Top of RECORD SET

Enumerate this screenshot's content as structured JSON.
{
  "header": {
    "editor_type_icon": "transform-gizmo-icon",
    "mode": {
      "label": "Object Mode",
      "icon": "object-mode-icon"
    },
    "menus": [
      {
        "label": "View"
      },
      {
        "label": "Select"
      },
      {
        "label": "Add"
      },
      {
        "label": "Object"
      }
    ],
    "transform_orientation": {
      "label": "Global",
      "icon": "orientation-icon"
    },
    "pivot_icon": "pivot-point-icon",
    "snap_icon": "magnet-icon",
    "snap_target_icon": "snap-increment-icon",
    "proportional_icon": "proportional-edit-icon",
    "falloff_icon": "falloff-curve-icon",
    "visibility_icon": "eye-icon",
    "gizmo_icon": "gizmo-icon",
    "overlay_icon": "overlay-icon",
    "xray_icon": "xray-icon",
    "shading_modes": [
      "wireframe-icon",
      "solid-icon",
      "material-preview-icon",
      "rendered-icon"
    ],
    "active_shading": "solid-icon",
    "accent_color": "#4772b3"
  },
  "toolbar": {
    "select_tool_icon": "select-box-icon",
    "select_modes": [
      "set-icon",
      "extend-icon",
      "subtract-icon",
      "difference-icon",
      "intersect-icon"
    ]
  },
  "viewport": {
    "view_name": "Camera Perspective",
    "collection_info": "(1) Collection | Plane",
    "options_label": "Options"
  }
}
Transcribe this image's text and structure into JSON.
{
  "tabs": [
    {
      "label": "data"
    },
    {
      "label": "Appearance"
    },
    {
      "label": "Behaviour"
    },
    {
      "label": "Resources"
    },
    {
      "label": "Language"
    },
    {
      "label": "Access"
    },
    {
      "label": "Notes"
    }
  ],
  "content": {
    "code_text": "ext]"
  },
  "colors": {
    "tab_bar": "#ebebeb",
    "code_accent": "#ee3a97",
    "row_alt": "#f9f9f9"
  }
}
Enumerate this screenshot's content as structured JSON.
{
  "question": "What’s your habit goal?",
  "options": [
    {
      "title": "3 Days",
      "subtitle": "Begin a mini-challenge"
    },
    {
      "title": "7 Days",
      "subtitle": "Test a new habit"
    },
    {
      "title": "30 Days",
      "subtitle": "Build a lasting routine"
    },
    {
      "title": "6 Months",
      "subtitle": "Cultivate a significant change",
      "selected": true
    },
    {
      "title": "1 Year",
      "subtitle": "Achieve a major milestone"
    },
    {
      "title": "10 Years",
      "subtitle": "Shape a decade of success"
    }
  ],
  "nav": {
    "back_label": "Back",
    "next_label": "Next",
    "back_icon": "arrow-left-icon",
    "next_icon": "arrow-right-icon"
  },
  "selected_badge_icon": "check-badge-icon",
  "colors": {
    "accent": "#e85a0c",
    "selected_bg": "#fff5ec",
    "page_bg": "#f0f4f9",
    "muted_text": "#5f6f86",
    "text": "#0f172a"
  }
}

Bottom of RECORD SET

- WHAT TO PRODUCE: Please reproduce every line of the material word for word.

- OUTPUT BELOW:
Enumerate this screenshot's content as structured JSON.
{
  "header": {
    "editor_type_icon": "transform-gizmo-icon",
    "mode": {
      "label": "Object Mode",
      "icon": "object-mode-icon"
    },
    "menus": [
      {
        "label": "View"
      },
      {
        "label": "Select"
      },
      {
        "label": "Add"
      },
      {
        "label": "Object"
      }
    ],
    "transform_orientation": {
      "label": "Global",
      "icon": "orientation-icon"
    },
    "pivot_icon": "pivot-point-icon",
    "snap_icon": "magnet-icon",
    "snap_target_icon": "snap-increment-icon",
    "proportional_icon": "proportional-edit-icon",
    "falloff_icon": "falloff-curve-icon",
    "visibility_icon": "eye-icon",
    "gizmo_icon": "gizmo-icon",
    "overlay_icon": "overlay-icon",
    "xray_icon": "xray-icon",
    "shading_modes": [
      "wireframe-icon",
      "solid-icon",
      "material-preview-icon",
      "rendered-icon"
    ],
    "active_shading": "solid-icon",
    "accent_color": "#4772b3"
  },
  "toolbar": {
    "select_tool_icon": "select-box-icon",
    "select_modes": [
      "set-icon",
      "extend-icon",
      "subtract-icon",
      "difference-icon",
      "intersect-icon"
    ]
  },
  "viewport": {
    "view_name": "Camera Perspective",
    "collection_info": "(1) Collection | Plane",
    "options_label": "Options"
  }
}
Transcribe this image's text and structure into JSON.
{
  "tabs": [
    {
      "label": "data"
    },
    {
      "label": "Appearance"
    },
    {
      "label": "Behaviour"
    },
    {
      "label": "Resources"
    },
    {
      "label": "Language"
    },
    {
      "label": "Access"
    },
    {
      "label": "Notes"
    }
  ],
  "content": {
    "code_text": "ext]"
  },
  "colors": {
    "tab_bar": "#ebebeb",
    "code_accent": "#ee3a97",
    "row_alt": "#f9f9f9"
  }
}
Enumerate this screenshot's content as structured JSON.
{
  "question": "What’s your habit goal?",
  "options": [
    {
      "title": "3 Days",
      "subtitle": "Begin a mini-challenge"
    },
    {
      "title": "7 Days",
      "subtitle": "Test a new habit"
    },
    {
      "title": "30 Days",
      "subtitle": "Build a lasting routine"
    },
    {
      "title": "6 Months",
      "subtitle": "Cultivate a significant change",
      "selected": true
    },
    {
      "title": "1 Year",
      "subtitle": "Achieve a major milestone"
    },
    {
      "title": "10 Years",
      "subtitle": "Shape a decade of success"
    }
  ],
  "nav": {
    "back_label": "Back",
    "next_label": "Next",
    "back_icon": "arrow-left-icon",
    "next_icon": "arrow-right-icon"
  },
  "selected_badge_icon": "check-badge-icon",
  "colors": {
    "accent": "#e85a0c",
    "selected_bg": "#fff5ec",
    "page_bg": "#f0f4f9",
    "muted_text": "#5f6f86",
    "text": "#0f172a"
  }
}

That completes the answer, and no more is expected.